Unintended Consequences of Sponsored Posts on Facebook
This post relates to my work, but I am not speaking on behalf of my employer.
I just read Dave Fleet’s post: Four Theories on the Declining Trust in Canadian Social Media. The 2016 Edelman Trust Barometer seems to show that people’s trust in social media has gone down. Dave wrote about why he thinks this might be happening.
In the section called “more media, less social,” he talks about Facebook’s efforts to make more money, and how it leads to more advertising on people’s screens…
While the personalized 1:1 experience is there, the ability to stay in touch with communities of interest is much diminished, and there’s a saturation of brands pushing content “at” people, with a focus on sales vs helpful, interesting information.

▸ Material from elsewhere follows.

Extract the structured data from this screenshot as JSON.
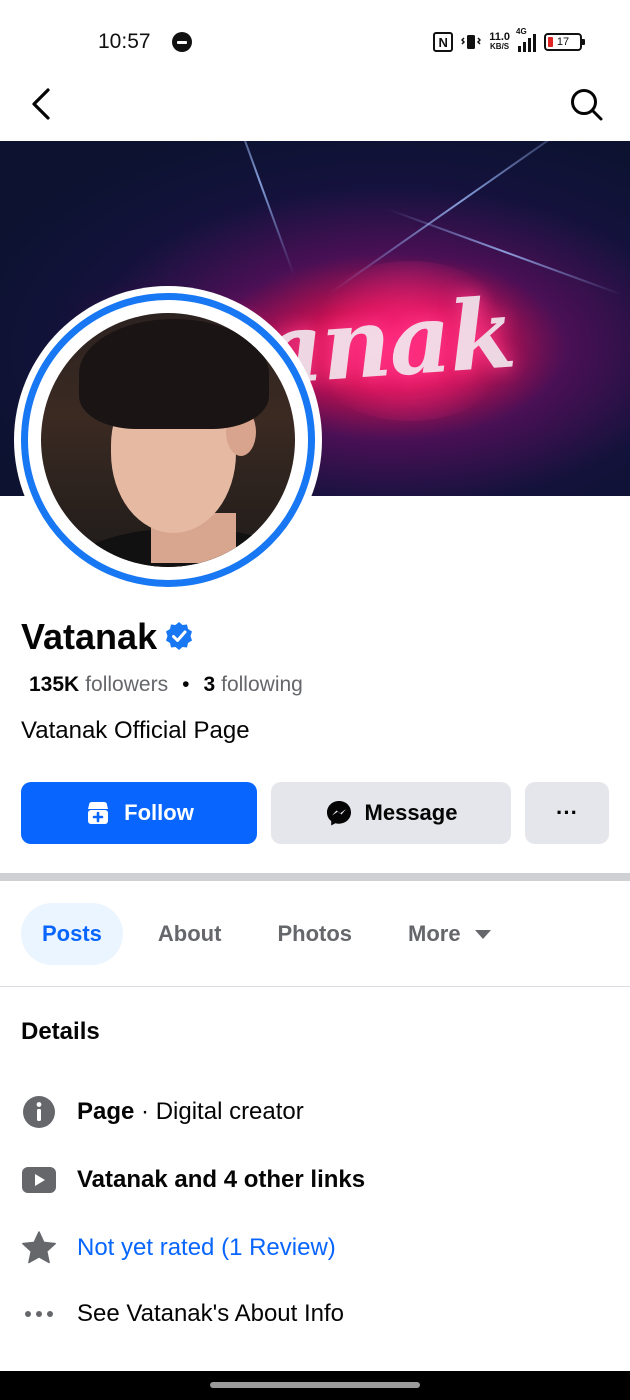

I manage a Facebook page at work. We don’t buy Facebook ads, but we do pay money to sponsor our posts. We started doing it more this year, because we noticed a drop in the number of times Facebook showed our posts in people’s timelines. It’s not very expensive to boost a post, and it can make a big difference.
But I’ve been thinking about two (probably) unintended consequences of sponsored posts that support Dave’s theory.
Getting Your Money’s Worth
When you spend money to get a post into people’s timelines, you want to see results. Depending on the post, you might want to get:
- More likes, shares, or comments.
- More traffic to your website.
- More registrations for an event or sales of a product.
It’s easier to justify spending money on posts which lead to more tangible results. The return on investment of a boosted post that leads to sales is clearer than the ROI of a helpful post that doesn’t have a call to action. (Don’t get me wrong though. I’m a big fan of being helpful.)
This means more money will get spent on posts that are more promotional. And that means people will see more promotional posts in their timelines.
Reaching Beyond Your Fanbase
- Fans of your page.
- Fans of your page and their friends.
- People who have specific interests or live in certain places.
When you’re paying for exposure, you’re probably more likely to reach beyond your fanbase. Once in a while I’ll choose “fans of your page,” but more often I’ll choose the second option.
To me, this means the push to use sponsored posts to reach more of your fanbase also inadvertently leads to more promoted posts appearing in non-fans’ timelines.
I’m not trying to call Facebook out for ruining people’s trust by offering sponsored posts. Ultimately that responsibility lies with the brands and people using the platform.
But platforms can have biases, and changes can have unintended consequences. What do you think?
Hat tip to Michelle from my #BSMRCCE class for tweeting about Dave’s post.